Foam rolling involves rolling your body across a cylinder made of foam or plastic, using the weight of your own body to provide a form of self-massage. Much like a conventional massage, foam rolling improves blood flow and oxygenation while reducing swelling and waste build-up.
A 20-minute session of foam rolling following a workout, repeated every 24 hours can reduce pain and discomfort, while shortening the time it takes for your muscles to perform normally again.
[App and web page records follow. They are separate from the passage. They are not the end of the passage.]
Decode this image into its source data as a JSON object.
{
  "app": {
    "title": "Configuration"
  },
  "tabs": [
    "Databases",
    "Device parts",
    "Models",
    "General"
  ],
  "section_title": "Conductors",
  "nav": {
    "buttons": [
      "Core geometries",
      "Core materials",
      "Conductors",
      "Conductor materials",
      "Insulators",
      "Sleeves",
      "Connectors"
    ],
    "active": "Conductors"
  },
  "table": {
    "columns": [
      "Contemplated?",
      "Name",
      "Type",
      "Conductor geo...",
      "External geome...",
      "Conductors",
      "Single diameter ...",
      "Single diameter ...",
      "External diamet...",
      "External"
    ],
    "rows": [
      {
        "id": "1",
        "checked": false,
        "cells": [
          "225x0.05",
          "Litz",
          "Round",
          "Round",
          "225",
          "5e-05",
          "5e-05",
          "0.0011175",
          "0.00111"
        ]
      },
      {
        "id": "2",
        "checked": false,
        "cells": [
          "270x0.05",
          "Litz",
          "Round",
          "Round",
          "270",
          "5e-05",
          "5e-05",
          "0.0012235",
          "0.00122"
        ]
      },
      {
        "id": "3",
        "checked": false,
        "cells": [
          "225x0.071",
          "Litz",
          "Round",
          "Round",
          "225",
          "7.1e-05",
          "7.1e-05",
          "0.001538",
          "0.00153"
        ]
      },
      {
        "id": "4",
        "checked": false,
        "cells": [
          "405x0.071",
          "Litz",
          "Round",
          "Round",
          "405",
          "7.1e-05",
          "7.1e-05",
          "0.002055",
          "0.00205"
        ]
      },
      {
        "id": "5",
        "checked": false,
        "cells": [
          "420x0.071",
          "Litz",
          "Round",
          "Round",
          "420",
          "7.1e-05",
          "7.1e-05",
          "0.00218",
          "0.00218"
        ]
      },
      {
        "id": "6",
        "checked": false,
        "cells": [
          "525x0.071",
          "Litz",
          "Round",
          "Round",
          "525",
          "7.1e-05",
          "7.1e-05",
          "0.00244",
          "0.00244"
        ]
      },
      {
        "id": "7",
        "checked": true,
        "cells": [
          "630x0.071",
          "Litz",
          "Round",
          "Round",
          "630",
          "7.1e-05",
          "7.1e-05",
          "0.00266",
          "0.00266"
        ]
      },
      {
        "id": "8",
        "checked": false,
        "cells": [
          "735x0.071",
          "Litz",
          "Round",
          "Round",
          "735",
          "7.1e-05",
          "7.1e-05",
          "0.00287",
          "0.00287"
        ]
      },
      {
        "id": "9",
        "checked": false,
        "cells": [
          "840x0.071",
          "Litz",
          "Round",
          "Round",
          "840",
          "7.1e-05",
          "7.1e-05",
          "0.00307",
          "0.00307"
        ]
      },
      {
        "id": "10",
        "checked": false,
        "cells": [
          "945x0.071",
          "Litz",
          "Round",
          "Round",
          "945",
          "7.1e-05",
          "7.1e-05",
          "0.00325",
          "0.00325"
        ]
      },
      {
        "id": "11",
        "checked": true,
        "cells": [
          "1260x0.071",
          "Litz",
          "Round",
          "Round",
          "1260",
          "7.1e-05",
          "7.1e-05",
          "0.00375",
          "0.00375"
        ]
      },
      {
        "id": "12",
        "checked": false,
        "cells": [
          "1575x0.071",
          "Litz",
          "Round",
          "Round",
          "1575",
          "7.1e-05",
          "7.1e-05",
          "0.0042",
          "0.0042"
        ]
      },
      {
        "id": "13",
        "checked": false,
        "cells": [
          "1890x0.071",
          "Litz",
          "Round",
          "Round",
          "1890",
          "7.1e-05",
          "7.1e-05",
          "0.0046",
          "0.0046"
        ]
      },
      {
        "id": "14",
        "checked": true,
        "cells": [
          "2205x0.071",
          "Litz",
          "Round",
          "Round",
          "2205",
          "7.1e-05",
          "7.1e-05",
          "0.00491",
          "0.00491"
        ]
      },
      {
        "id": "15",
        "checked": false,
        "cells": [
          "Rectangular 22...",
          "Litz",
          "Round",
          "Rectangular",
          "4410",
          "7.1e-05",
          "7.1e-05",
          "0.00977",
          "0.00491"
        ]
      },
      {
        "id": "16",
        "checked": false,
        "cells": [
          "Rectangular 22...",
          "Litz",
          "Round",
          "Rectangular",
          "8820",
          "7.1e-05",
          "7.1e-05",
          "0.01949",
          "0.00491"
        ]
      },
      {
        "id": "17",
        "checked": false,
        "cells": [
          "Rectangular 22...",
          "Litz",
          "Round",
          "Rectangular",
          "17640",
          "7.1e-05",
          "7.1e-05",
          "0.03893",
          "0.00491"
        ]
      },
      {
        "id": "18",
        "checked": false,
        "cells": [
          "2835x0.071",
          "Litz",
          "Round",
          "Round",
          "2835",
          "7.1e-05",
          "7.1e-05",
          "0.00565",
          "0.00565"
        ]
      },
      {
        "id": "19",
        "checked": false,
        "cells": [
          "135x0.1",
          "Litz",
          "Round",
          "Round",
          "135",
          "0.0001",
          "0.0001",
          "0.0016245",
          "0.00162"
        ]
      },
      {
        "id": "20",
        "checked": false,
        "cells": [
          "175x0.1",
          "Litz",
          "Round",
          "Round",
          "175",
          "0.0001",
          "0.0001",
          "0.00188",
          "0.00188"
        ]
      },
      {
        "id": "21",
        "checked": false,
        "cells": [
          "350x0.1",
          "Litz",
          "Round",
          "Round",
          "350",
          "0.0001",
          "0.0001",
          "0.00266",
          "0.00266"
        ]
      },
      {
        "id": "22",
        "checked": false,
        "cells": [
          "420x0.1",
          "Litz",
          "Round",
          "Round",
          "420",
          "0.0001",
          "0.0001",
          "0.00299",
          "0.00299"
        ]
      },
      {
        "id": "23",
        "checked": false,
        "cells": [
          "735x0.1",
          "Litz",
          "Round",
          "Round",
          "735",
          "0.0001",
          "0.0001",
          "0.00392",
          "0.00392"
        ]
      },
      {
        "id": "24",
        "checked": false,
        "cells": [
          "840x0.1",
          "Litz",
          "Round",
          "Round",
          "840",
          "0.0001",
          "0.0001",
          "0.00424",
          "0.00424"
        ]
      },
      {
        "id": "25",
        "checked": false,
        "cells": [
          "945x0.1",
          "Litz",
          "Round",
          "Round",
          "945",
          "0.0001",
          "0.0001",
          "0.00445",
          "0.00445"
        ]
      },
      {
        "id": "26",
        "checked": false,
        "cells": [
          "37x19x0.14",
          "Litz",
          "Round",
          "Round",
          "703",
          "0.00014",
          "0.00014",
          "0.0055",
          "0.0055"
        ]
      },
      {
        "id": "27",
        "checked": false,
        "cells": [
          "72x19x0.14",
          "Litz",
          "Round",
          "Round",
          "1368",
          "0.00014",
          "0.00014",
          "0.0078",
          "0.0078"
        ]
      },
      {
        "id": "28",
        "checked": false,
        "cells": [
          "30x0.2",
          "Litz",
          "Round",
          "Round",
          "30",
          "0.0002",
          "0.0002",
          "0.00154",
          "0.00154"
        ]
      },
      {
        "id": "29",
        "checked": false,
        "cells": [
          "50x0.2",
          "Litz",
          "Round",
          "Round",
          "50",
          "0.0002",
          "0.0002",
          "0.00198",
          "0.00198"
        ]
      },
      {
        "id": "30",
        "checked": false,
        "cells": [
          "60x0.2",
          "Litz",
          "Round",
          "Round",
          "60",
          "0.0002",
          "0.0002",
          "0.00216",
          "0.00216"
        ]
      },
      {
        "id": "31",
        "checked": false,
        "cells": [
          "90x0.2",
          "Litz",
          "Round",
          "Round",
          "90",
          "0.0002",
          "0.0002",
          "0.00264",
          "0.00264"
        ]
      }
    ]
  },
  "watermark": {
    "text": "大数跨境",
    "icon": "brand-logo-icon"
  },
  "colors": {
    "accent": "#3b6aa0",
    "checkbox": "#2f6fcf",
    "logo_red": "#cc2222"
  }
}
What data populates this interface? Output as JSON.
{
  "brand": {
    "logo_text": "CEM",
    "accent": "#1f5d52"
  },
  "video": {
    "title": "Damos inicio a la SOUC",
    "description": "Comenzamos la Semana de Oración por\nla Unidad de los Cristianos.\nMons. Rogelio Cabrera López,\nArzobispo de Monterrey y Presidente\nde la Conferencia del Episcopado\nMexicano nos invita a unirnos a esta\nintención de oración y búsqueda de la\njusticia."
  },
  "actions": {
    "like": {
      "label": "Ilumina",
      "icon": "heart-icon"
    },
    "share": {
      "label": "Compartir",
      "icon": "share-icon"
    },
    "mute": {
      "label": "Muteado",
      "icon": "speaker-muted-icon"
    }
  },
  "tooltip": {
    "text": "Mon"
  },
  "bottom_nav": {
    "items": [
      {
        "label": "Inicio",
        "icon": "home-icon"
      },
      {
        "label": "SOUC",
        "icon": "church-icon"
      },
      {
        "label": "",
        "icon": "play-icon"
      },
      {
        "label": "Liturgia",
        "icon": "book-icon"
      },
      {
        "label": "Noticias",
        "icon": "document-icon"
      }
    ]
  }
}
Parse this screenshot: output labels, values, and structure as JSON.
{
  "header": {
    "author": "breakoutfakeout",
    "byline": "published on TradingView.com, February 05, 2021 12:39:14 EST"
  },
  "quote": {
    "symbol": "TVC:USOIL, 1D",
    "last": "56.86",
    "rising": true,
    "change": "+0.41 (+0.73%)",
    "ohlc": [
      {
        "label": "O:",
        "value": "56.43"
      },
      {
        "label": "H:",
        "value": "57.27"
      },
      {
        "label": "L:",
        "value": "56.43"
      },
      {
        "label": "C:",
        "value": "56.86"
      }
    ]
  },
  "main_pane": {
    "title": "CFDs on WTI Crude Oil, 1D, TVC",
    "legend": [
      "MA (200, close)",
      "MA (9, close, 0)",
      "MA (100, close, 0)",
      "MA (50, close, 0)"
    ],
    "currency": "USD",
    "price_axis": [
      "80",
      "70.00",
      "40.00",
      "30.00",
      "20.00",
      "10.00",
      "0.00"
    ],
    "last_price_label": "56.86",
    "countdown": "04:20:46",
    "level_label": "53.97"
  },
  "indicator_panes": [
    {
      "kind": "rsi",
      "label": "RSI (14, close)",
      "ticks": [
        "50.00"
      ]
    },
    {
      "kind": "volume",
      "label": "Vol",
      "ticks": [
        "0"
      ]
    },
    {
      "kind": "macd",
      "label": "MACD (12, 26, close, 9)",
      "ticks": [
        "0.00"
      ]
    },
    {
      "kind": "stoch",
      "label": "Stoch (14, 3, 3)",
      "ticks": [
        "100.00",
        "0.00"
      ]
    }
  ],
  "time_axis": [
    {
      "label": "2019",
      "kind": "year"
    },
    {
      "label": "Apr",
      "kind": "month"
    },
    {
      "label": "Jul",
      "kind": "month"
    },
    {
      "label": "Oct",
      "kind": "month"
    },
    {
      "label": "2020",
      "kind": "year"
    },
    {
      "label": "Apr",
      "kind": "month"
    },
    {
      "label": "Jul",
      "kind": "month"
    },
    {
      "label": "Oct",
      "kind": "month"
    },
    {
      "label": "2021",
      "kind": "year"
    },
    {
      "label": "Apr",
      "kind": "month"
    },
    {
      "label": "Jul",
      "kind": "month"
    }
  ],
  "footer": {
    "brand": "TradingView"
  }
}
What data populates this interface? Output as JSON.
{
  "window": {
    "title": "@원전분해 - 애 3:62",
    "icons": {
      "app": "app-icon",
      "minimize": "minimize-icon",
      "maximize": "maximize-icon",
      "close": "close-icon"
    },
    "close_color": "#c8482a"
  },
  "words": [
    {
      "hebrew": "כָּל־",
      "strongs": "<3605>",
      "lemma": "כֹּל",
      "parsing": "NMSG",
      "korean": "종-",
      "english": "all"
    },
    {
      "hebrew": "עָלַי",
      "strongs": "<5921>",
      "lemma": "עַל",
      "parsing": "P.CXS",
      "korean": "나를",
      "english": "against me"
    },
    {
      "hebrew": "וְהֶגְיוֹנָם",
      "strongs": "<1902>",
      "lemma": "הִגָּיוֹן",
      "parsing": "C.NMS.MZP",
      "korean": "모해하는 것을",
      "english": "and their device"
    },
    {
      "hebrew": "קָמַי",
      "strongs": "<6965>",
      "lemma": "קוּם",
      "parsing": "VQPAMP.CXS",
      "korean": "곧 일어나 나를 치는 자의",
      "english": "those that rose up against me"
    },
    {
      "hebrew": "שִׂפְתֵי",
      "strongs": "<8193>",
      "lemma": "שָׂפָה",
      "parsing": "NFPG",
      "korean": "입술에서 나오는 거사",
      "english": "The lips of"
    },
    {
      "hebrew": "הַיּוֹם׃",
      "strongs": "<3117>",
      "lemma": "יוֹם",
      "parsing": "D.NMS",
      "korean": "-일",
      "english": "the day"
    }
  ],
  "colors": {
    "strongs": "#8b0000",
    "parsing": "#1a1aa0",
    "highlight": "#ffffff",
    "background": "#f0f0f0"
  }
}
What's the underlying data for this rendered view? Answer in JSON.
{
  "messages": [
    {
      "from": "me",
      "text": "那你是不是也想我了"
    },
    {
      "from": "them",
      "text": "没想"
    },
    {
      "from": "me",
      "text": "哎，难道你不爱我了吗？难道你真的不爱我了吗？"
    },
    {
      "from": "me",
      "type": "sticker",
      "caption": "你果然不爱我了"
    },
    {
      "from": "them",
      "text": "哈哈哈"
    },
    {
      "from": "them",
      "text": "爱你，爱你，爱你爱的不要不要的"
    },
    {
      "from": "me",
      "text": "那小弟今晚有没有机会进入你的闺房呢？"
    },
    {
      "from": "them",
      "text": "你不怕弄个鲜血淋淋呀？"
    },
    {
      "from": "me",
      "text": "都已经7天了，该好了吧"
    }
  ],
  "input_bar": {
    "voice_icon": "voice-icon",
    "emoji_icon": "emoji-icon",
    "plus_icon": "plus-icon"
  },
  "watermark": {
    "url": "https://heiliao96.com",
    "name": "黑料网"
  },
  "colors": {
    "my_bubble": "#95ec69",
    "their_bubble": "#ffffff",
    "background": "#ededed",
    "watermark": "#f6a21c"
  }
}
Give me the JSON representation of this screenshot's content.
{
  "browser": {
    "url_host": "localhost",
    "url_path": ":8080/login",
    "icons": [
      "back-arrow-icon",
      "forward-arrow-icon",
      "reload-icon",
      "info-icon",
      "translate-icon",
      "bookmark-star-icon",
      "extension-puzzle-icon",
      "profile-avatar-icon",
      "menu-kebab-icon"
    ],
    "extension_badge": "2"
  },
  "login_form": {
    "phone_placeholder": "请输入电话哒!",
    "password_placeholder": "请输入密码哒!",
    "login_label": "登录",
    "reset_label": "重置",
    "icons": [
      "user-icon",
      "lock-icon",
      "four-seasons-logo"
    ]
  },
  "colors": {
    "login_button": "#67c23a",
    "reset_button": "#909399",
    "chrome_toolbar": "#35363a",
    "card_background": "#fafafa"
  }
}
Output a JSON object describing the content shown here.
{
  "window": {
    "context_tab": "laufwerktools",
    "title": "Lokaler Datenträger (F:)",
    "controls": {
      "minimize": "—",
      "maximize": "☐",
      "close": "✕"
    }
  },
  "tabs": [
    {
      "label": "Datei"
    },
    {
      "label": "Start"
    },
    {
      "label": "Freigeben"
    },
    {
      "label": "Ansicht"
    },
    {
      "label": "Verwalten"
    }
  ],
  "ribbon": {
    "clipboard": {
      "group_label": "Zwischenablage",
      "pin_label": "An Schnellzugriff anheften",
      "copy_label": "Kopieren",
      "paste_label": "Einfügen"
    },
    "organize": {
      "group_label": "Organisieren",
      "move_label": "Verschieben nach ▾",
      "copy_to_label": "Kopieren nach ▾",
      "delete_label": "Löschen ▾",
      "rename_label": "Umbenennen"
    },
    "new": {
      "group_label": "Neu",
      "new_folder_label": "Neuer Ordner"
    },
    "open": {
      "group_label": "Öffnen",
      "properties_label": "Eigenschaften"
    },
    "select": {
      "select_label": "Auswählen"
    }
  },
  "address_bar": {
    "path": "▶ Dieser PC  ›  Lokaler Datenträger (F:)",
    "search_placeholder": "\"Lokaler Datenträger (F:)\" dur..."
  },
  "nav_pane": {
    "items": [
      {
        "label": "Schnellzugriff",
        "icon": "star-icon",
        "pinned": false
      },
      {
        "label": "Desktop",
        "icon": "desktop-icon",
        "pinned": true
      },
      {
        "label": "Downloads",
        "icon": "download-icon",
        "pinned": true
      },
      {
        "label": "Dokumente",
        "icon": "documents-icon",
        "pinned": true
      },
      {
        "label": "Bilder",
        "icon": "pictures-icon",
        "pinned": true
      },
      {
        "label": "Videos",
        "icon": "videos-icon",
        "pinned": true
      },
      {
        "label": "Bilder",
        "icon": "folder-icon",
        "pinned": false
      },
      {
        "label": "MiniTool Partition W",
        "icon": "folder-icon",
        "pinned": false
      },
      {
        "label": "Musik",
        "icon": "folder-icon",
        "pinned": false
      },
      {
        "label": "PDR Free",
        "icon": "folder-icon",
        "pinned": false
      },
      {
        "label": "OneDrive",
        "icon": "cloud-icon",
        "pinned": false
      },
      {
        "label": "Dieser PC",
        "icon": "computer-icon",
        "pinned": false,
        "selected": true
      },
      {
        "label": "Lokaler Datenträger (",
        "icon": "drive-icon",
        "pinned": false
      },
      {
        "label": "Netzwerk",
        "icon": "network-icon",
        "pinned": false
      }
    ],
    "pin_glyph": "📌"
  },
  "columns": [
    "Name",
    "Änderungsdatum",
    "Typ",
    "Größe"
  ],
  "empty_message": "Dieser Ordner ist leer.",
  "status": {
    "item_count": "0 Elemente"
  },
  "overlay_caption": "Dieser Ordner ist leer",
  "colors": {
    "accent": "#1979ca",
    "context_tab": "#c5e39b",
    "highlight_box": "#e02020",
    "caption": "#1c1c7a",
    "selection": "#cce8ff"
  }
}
For those who don’t have the time or access to a regular massage, foam rolling is a cheap, effective and convenient alternative to hasten muscle recovery.
The Bottom Line
There’s nothing wrong with a quick pre-workout stretch to loosen up the joints and wake the muscles up, but don’t get too carried away thinking that you’ll reduce your soreness later. Also, you can take a pass on antioxidant supplements and miracle-juice. On the other hand, methods that improve circulation have a consistently positive effect. Cold water baths, massaging and foam rolling after exercise are some of the best methods for improving recovery time and reducing discomfort, with foam rolling being the most convenient and affordable option.
Altogether, training at a consistent pace and taking proper care of your body is the key to getting back to work faster with fewer breaks. At the end of the day, the person who does more frequent, moderate workouts will go much farther than the one who goes 100% in one session then can’t move for an entire week.
We hope you took away something valuable from this piece. If you have any questions or concerns regarding this article or others, feel free to reach out to us on Instagram, Facebook, or at email@example.com with your feedback. We’d love to hear from you.
- Ranchordas, M. K. (2017). Antioxidants for preventing and reducing muscle soreness after exercise. Cochrane Database Of Systematic Reviews, (12), doi:10.1002/14651858.CD009789.pub2
- Herbert RD, de Noronha M, Kamper SJ. Stretching to prevent or reduce muscle soreness after exercise. Cochrane Database of Systematic Reviews 2011, Issue 7. Art. No.: CD004577. DOI: 10.1002/14651858.CD004577.pub3.
- Dupuy, O., Douzi, W., Theurot, D., Bosquet, L., & Dugué, B. (2018). An evidence-based approach for choosing post-exercise recovery techniques to reduce markers of muscle damage, Soreness, fatigue, and inflammation: A systematic review with meta-analysis. Frontiers In Physiology, 9(APR), doi:10.3389/fphys.2018.00403
- Gregory E. P. Pearcey, David J. Bradbury-Squires, Jon-Erik Kawamoto, Eric J. Drinkwater, David G. Behm, and Duane C. Button (2015) Foam Rolling for Delayed-Onset Muscle Soreness and Recovery of Dynamic Performance Measures. Journal of Athletic Training: January 2015, Vol. 50, No. 1, pp. 5-13.